Excerpts from a dataset:

[Start of section]

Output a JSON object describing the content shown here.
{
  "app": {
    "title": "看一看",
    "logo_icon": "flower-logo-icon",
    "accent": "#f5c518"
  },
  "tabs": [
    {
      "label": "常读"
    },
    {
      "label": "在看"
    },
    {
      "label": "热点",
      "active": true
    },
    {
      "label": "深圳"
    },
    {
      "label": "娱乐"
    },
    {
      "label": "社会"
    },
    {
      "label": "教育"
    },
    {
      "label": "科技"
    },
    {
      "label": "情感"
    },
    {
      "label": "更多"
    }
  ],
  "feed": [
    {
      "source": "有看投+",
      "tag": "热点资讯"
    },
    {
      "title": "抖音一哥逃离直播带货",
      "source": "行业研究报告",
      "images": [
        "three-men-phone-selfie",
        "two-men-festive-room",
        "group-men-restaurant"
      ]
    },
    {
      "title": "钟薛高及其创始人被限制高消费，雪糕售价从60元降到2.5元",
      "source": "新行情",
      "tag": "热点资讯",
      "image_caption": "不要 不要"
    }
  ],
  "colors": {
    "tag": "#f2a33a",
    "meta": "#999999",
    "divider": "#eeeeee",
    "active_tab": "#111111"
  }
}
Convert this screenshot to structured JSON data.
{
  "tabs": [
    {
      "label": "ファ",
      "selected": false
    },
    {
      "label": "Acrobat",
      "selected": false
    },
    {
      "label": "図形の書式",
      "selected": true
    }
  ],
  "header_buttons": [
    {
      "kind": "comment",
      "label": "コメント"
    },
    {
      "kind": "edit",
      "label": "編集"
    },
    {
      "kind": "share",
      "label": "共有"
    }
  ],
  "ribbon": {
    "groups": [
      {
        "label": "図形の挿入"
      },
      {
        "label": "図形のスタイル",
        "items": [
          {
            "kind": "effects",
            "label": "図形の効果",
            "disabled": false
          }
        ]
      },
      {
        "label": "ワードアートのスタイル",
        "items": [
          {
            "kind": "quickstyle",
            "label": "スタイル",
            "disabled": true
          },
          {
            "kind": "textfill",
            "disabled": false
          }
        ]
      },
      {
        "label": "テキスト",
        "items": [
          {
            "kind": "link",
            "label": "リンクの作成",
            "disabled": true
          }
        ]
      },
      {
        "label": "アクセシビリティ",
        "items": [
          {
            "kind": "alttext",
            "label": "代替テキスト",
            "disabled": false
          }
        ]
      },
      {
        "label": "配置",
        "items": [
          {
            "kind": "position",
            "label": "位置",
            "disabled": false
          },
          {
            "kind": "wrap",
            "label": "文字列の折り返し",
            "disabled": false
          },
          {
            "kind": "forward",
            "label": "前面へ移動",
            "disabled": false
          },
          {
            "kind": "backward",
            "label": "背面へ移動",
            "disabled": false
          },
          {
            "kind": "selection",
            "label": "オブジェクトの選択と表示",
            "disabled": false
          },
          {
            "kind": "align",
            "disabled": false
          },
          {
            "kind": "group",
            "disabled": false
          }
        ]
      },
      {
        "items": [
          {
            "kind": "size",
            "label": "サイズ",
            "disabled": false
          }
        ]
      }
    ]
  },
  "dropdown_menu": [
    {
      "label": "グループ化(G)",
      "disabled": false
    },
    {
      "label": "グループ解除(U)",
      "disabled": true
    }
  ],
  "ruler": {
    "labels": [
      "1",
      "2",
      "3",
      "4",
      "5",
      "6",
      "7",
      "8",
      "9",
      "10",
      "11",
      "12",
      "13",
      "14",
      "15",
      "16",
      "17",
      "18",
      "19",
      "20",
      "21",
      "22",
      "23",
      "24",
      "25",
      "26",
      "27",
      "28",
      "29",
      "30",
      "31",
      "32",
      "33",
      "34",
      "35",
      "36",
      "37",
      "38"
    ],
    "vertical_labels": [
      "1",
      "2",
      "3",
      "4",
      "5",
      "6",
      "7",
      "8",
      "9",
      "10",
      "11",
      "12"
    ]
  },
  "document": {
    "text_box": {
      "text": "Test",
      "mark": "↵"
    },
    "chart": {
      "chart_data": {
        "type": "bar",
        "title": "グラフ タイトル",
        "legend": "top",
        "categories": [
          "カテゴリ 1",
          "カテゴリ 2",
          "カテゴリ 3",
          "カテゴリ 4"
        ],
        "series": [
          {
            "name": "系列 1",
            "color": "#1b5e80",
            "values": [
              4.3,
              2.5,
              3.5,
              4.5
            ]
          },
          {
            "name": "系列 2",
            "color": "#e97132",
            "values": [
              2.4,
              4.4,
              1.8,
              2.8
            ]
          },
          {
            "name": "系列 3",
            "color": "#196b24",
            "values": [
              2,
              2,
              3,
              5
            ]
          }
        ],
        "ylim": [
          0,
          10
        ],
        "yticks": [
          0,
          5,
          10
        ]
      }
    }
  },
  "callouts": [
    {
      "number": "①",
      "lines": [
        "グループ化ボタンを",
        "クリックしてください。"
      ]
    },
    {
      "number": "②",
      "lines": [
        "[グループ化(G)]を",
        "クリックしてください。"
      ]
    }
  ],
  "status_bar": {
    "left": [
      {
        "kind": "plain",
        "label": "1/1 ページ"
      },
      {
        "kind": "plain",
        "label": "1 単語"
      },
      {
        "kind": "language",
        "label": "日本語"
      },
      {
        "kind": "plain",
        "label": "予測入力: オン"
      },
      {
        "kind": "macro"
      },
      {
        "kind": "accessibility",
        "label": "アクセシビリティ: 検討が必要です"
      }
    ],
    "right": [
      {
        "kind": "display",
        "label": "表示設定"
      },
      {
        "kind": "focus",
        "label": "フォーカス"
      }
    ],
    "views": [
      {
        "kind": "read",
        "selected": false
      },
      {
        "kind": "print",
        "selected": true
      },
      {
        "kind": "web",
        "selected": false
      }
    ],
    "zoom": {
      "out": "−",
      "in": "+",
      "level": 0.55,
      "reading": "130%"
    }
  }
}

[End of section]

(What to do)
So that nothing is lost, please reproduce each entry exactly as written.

(Exercise result)
Output a JSON object describing the content shown here.
{
  "app": {
    "title": "看一看",
    "logo_icon": "flower-logo-icon",
    "accent": "#f5c518"
  },
  "tabs": [
    {
      "label": "常读"
    },
    {
      "label": "在看"
    },
    {
      "label": "热点",
      "active": true
    },
    {
      "label": "深圳"
    },
    {
      "label": "娱乐"
    },
    {
      "label": "社会"
    },
    {
      "label": "教育"
    },
    {
      "label": "科技"
    },
    {
      "label": "情感"
    },
    {
      "label": "更多"
    }
  ],
  "feed": [
    {
      "source": "有看投+",
      "tag": "热点资讯"
    },
    {
      "title": "抖音一哥逃离直播带货",
      "source": "行业研究报告",
      "images": [
        "three-men-phone-selfie",
        "two-men-festive-room",
        "group-men-restaurant"
      ]
    },
    {
      "title": "钟薛高及其创始人被限制高消费，雪糕售价从60元降到2.5元",
      "source": "新行情",
      "tag": "热点资讯",
      "image_caption": "不要 不要"
    }
  ],
  "colors": {
    "tag": "#f2a33a",
    "meta": "#999999",
    "divider": "#eeeeee",
    "active_tab": "#111111"
  }
}
Convert this screenshot to structured JSON data.
{
  "tabs": [
    {
      "label": "ファ",
      "selected": false
    },
    {
      "label": "Acrobat",
      "selected": false
    },
    {
      "label": "図形の書式",
      "selected": true
    }
  ],
  "header_buttons": [
    {
      "kind": "comment",
      "label": "コメント"
    },
    {
      "kind": "edit",
      "label": "編集"
    },
    {
      "kind": "share",
      "label": "共有"
    }
  ],
  "ribbon": {
    "groups": [
      {
        "label": "図形の挿入"
      },
      {
        "label": "図形のスタイル",
        "items": [
          {
            "kind": "effects",
            "label": "図形の効果",
            "disabled": false
          }
        ]
      },
      {
        "label": "ワードアートのスタイル",
        "items": [
          {
            "kind": "quickstyle",
            "label": "スタイル",
            "disabled": true
          },
          {
            "kind": "textfill",
            "disabled": false
          }
        ]
      },
      {
        "label": "テキスト",
        "items": [
          {
            "kind": "link",
            "label": "リンクの作成",
            "disabled": true
          }
        ]
      },
      {
        "label": "アクセシビリティ",
        "items": [
          {
            "kind": "alttext",
            "label": "代替テキスト",
            "disabled": false
          }
        ]
      },
      {
        "label": "配置",
        "items": [
          {
            "kind": "position",
            "label": "位置",
            "disabled": false
          },
          {
            "kind": "wrap",
            "label": "文字列の折り返し",
            "disabled": false
          },
          {
            "kind": "forward",
            "label": "前面へ移動",
            "disabled": false
          },
          {
            "kind": "backward",
            "label": "背面へ移動",
            "disabled": false
          },
          {
            "kind": "selection",
            "label": "オブジェクトの選択と表示",
            "disabled": false
          },
          {
            "kind": "align",
            "disabled": false
          },
          {
            "kind": "group",
            "disabled": false
          }
        ]
      },
      {
        "items": [
          {
            "kind": "size",
            "label": "サイズ",
            "disabled": false
          }
        ]
      }
    ]
  },
  "dropdown_menu": [
    {
      "label": "グループ化(G)",
      "disabled": false
    },
    {
      "label": "グループ解除(U)",
      "disabled": true
    }
  ],
  "ruler": {
    "labels": [
      "1",
      "2",
      "3",
      "4",
      "5",
      "6",
      "7",
      "8",
      "9",
      "10",
      "11",
      "12",
      "13",
      "14",
      "15",
      "16",
      "17",
      "18",
      "19",
      "20",
      "21",
      "22",
      "23",
      "24",
      "25",
      "26",
      "27",
      "28",
      "29",
      "30",
      "31",
      "32",
      "33",
      "34",
      "35",
      "36",
      "37",
      "38"
    ],
    "vertical_labels": [
      "1",
      "2",
      "3",
      "4",
      "5",
      "6",
      "7",
      "8",
      "9",
      "10",
      "11",
      "12"
    ]
  },
  "document": {
    "text_box": {
      "text": "Test",
      "mark": "↵"
    },
    "chart": {
      "chart_data": {
        "type": "bar",
        "title": "グラフ タイトル",
        "legend": "top",
        "categories": [
          "カテゴリ 1",
          "カテゴリ 2",
          "カテゴリ 3",
          "カテゴリ 4"
        ],
        "series": [
          {
            "name": "系列 1",
            "color": "#1b5e80",
            "values": [
              4.3,
              2.5,
              3.5,
              4.5
            ]
          },
          {
            "name": "系列 2",
            "color": "#e97132",
            "values": [
              2.4,
              4.4,
              1.8,
              2.8
            ]
          },
          {
            "name": "系列 3",
            "color": "#196b24",
            "values": [
              2,
              2,
              3,
              5
            ]
          }
        ],
        "ylim": [
          0,
          10
        ],
        "yticks": [
          0,
          5,
          10
        ]
      }
    }
  },
  "callouts": [
    {
      "number": "①",
      "lines": [
        "グループ化ボタンを",
        "クリックしてください。"
      ]
    },
    {
      "number": "②",
      "lines": [
        "[グループ化(G)]を",
        "クリックしてください。"
      ]
    }
  ],
  "status_bar": {
    "left": [
      {
        "kind": "plain",
        "label": "1/1 ページ"
      },
      {
        "kind": "plain",
        "label": "1 単語"
      },
      {
        "kind": "language",
        "label": "日本語"
      },
      {
        "kind": "plain",
        "label": "予測入力: オン"
      },
      {
        "kind": "macro"
      },
      {
        "kind": "accessibility",
        "label": "アクセシビリティ: 検討が必要です"
      }
    ],
    "right": [
      {
        "kind": "display",
        "label": "表示設定"
      },
      {
        "kind": "focus",
        "label": "フォーカス"
      }
    ],
    "views": [
      {
        "kind": "read",
        "selected": false
      },
      {
        "kind": "print",
        "selected": true
      },
      {
        "kind": "web",
        "selected": false
      }
    ],
    "zoom": {
      "out": "−",
      "in": "+",
      "level": 0.55,
      "reading": "130%"
    }
  }
}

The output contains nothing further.